Guestpost – Hi! My name is Aniek Baltussen. I am a sustainable business graduate who loves fashion and sees sustainable fashion as the future. “Green is the new black”.
Each year in Europe over 6 million tonnes of clothing is consumed. Also, each year in Europe about 16 million tonnes of textile waste is generated (including towels, carpets, bed sheets, … well, you get the picture).
Unfortunately, clothes are treated as single waste items, which obviously causes huge sustainability issues. On one hand we throw our garments easily ‘away’ while on the other hand we purchase new garments made from new resources. Shouldn’t we be able to close the loop and start imitating nature with its beautiful designed ecosystems and reuse this garment waste?
Did you know that currently only about 15% of the wasted textile material is recycled, with the majority of this being downcycled? This means that the recycled textile is of lower quality and functionality than the original material. Often, it’s used as car stuffing or cleaning cloths. Rarely is it upcycled into new high quality, functional garments again.
But how come we see more and more fashion brands offering items from recycled textiles? What’s this about? Is it another type of greenwashing or can we really trust that these materials are more sustainable than materials that come from ‘virgin’ resources? When a brand sells for example ‘contains recycled cotton’ garments or ‘made from recycled polyester’ you should keep these things in mind:
1. 100% recycled garments are rare (for now)
Considering current recycling technologies, it is the case that 100% recycled textiles is much more expensive and/or of lower quality than virgin materials. Recycled content is therefore often mixed with virgin fibers to enhance the quality or financial costs of the item. Is that a bad thing? No, not necessarily. First, it shows current developments with the use of recycled textiles. The positive impact of 100 companies producing their fabrics with 10% recycled material is far more than one brand selling 100% recycled content-garments. Let’s call it economies of scale. Second, there are a lot of current technologies working to a higher and higher percentage of recycled textiles. For example, MUD Jeans is working on creating the first 100% recycled jeans in 2020 and UPSET is working on the production of 100% recycled cotton yarn. Keep an eye on these developments!
2. Recycled content from non-textile resources
Clothes made from recycled textile can also be made from a fabric with recycled content that was originally another item. For example, creating swimwear from recycled PET bottles. If these PET bottles were wasted and would otherwise be thrown away and go into landfill, or incinerated, it’s better to create clothes from it. RIGHT?! Great example of upcycling.
Another example is creating nylon from abandoned fishing nets, which contributes to cleaner oceans (hurray!). Creating clothes from other waste material as a resource, does not necessarily contribute to a lower textile waste pile, although it does diminish the use of raw material for clothing production.

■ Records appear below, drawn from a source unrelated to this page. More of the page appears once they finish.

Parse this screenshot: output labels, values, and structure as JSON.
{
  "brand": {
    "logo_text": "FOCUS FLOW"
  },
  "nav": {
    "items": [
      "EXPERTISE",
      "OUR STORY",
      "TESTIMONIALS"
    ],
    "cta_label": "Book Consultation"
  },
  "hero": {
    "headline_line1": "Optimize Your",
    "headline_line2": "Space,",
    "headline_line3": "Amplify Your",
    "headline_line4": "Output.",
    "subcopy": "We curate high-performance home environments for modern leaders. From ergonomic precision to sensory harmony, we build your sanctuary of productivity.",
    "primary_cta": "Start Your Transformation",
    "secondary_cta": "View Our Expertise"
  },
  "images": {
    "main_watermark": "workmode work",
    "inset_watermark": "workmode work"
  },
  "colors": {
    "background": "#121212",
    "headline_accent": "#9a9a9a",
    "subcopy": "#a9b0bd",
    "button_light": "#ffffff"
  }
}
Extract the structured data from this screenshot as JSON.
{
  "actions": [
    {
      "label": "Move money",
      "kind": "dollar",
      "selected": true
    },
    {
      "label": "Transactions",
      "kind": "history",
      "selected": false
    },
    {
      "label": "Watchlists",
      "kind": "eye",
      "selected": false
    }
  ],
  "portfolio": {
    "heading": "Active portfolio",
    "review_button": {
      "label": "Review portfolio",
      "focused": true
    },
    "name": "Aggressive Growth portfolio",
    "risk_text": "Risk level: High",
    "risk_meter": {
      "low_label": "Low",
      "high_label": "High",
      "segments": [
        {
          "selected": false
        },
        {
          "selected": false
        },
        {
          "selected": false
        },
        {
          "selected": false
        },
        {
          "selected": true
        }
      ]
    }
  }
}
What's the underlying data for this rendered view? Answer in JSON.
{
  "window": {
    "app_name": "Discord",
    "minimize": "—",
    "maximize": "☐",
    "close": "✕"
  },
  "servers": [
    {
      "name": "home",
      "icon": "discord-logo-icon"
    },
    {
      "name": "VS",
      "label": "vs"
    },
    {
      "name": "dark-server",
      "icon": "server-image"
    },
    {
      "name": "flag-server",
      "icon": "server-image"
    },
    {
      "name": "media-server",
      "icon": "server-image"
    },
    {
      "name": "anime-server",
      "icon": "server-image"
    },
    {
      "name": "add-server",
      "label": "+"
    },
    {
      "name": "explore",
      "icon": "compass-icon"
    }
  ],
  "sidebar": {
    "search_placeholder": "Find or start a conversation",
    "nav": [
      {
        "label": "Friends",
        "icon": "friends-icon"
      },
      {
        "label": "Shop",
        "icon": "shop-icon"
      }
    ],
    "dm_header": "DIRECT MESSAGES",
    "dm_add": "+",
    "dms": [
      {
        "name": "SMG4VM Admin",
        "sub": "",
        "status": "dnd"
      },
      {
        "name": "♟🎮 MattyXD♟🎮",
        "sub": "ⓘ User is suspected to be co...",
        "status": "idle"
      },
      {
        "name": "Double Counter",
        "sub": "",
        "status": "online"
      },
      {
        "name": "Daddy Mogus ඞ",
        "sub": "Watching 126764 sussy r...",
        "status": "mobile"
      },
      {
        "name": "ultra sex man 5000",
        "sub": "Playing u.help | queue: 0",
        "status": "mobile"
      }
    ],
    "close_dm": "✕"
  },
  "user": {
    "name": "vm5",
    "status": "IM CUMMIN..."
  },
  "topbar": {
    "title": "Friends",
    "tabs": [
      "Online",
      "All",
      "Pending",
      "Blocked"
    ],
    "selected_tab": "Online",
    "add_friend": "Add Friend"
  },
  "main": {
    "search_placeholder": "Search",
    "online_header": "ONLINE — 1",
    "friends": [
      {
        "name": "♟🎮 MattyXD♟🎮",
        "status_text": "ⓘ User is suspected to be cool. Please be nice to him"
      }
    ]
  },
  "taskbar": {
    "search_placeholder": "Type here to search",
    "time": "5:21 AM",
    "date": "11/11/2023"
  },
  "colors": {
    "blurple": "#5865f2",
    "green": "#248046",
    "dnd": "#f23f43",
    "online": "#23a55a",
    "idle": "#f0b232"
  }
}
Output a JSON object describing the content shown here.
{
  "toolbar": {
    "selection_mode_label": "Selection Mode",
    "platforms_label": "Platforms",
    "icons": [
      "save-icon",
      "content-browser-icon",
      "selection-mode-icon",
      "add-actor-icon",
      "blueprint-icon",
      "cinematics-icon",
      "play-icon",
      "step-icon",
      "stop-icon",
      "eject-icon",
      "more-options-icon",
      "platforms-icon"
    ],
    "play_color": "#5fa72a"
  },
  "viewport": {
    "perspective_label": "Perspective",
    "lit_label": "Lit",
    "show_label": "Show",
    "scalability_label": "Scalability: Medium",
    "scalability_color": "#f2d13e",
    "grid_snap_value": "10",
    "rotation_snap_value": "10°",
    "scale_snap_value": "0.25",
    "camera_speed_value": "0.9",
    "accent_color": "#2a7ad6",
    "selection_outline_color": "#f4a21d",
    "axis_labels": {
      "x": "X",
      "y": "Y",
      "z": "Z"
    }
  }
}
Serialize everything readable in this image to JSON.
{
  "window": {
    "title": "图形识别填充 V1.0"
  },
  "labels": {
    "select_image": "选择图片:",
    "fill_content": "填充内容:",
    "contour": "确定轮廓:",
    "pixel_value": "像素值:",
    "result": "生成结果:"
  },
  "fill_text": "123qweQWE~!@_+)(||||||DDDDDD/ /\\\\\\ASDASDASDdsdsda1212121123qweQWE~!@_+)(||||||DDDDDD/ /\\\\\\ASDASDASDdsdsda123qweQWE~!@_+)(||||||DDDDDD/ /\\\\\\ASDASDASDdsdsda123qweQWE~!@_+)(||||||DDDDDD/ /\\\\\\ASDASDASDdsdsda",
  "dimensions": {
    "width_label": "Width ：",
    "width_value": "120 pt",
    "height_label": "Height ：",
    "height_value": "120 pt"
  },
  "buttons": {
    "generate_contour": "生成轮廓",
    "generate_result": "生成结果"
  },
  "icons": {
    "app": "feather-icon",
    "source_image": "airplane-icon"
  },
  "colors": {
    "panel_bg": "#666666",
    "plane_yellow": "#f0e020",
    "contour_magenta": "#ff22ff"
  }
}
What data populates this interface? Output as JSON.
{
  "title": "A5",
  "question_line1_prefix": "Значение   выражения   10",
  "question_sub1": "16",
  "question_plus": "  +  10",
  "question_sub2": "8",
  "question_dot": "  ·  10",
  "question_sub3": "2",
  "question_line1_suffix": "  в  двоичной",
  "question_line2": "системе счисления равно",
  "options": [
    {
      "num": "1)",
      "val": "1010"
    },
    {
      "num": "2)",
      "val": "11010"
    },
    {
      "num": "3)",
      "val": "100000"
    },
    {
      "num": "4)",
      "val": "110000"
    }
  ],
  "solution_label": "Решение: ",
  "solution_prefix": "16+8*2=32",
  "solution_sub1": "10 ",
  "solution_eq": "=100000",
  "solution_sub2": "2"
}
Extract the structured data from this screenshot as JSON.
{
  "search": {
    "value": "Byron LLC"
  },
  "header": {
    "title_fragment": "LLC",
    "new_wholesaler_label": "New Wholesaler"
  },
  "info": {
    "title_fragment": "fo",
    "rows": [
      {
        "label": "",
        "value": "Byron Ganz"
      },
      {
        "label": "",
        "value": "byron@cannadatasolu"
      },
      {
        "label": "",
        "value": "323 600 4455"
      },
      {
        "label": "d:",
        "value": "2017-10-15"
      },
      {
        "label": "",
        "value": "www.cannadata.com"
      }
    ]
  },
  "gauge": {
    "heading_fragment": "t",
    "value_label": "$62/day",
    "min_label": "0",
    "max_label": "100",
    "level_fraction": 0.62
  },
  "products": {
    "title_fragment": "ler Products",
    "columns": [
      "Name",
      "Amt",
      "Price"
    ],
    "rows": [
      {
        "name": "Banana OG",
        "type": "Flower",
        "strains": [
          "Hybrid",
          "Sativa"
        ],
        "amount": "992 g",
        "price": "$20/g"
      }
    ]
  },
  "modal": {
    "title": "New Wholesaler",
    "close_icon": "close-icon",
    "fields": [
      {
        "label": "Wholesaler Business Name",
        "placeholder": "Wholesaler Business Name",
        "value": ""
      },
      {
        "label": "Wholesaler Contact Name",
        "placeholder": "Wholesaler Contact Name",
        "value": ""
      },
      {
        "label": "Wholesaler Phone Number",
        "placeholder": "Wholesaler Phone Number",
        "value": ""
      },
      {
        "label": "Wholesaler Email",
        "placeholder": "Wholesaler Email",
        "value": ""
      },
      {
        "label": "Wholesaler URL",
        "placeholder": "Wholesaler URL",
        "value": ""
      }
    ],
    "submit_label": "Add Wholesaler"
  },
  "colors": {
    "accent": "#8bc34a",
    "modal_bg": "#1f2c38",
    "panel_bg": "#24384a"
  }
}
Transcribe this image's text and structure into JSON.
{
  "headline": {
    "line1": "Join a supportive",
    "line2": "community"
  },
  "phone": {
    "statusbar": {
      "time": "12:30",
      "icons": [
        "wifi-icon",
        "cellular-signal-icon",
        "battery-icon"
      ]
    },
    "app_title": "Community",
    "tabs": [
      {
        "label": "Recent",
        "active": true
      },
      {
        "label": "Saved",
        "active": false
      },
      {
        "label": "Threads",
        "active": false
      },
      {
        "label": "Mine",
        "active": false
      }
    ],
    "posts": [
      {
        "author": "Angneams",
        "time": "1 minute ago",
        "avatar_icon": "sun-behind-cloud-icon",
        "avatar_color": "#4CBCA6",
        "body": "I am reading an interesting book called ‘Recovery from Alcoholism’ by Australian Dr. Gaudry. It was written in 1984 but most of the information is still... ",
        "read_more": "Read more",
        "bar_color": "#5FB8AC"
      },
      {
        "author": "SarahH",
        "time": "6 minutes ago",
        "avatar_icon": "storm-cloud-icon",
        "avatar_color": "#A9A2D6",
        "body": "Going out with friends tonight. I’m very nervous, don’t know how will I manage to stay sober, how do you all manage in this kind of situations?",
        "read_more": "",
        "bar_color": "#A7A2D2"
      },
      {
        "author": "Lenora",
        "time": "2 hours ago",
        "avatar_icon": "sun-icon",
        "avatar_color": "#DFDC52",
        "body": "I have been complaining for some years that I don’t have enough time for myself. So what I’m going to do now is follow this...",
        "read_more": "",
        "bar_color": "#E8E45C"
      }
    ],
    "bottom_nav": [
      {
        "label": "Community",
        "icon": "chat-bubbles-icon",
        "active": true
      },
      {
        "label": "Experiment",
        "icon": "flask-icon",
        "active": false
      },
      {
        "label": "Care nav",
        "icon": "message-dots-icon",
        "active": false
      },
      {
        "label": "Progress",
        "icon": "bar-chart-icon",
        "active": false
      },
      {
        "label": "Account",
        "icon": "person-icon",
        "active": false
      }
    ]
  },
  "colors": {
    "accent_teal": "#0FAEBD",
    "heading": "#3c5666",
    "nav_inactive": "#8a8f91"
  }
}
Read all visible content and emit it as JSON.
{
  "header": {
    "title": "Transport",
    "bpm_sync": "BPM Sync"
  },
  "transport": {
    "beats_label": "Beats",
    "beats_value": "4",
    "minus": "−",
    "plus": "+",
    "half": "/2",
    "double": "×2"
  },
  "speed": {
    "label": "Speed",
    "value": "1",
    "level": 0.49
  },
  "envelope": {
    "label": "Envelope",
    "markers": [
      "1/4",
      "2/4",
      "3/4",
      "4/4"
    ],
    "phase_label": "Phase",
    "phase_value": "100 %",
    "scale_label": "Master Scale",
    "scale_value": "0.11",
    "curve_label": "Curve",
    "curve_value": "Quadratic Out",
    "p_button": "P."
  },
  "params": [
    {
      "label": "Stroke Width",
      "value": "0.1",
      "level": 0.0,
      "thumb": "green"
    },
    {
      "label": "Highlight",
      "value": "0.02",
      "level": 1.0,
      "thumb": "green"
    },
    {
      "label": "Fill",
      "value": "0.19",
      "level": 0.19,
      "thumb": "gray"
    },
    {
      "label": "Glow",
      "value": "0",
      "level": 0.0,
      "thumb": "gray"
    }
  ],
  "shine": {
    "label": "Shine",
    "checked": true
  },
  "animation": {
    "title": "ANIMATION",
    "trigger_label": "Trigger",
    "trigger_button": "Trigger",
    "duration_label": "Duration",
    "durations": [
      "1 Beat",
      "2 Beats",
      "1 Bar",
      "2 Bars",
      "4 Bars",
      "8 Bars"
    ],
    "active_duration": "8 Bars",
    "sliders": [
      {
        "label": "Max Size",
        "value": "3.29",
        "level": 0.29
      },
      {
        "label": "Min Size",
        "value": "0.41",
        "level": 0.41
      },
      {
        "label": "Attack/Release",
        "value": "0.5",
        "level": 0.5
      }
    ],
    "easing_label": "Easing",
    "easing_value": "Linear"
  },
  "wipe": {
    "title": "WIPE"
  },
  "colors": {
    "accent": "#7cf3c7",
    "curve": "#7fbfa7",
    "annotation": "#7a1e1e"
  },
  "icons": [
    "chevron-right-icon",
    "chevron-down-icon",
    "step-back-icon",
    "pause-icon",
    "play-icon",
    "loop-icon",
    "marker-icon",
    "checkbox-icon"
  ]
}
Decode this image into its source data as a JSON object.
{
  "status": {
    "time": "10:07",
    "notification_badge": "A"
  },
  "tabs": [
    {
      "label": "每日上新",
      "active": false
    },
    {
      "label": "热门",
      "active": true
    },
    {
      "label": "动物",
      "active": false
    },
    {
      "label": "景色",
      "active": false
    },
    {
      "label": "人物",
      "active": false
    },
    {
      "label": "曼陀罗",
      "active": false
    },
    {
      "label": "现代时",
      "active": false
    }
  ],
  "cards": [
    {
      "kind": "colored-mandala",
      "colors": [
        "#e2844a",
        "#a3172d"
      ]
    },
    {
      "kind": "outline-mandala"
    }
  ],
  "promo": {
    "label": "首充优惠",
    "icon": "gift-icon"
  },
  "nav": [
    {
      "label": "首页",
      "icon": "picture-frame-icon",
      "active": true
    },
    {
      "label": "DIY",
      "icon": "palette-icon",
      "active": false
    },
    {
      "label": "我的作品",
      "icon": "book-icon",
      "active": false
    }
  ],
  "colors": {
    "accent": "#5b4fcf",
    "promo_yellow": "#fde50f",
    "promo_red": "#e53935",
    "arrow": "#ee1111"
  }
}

We should keep in mind that upcycling processes shouldn’t be hazardous to the environment or people. So, keep asking your favourite brand how this product came to be.
3. No official definition of recycled textile yet
At the moment there is no definition or agreement to what textile recycling means. Even an item that contains the lowest percentage of recycled material can be labelled with this information. The NEN (Dutch organisation that creates technical definitions) is currently working on a definition for recycled textiles. For example, they consider whether a recycled product can also contain virgin material or whether it should be made from textile-to-textile recycling only. This will create much more understanding in the future.
So, when purchasing clothes from recycled textile, know that there are good developments going. But also keep on asking brands what they exactly mean with their labels, with above named top three in mind. Being informed is key to making a considerate buying decision, as we vote with our money the kind of world we’d like to see.
Do you want to know more about recycled textiles or do you have questions for Aniek or Rachel? Feel free to do that in the comments below. Did you like this? Perhaps you will like our previous article ‘Rising Need For Ethical Behaviour and Sustainable Practices‘ Do you see mistakes? Let us know! Do you want to stay informed? Sign up for our Newsletter or social via Facebook and Instagram.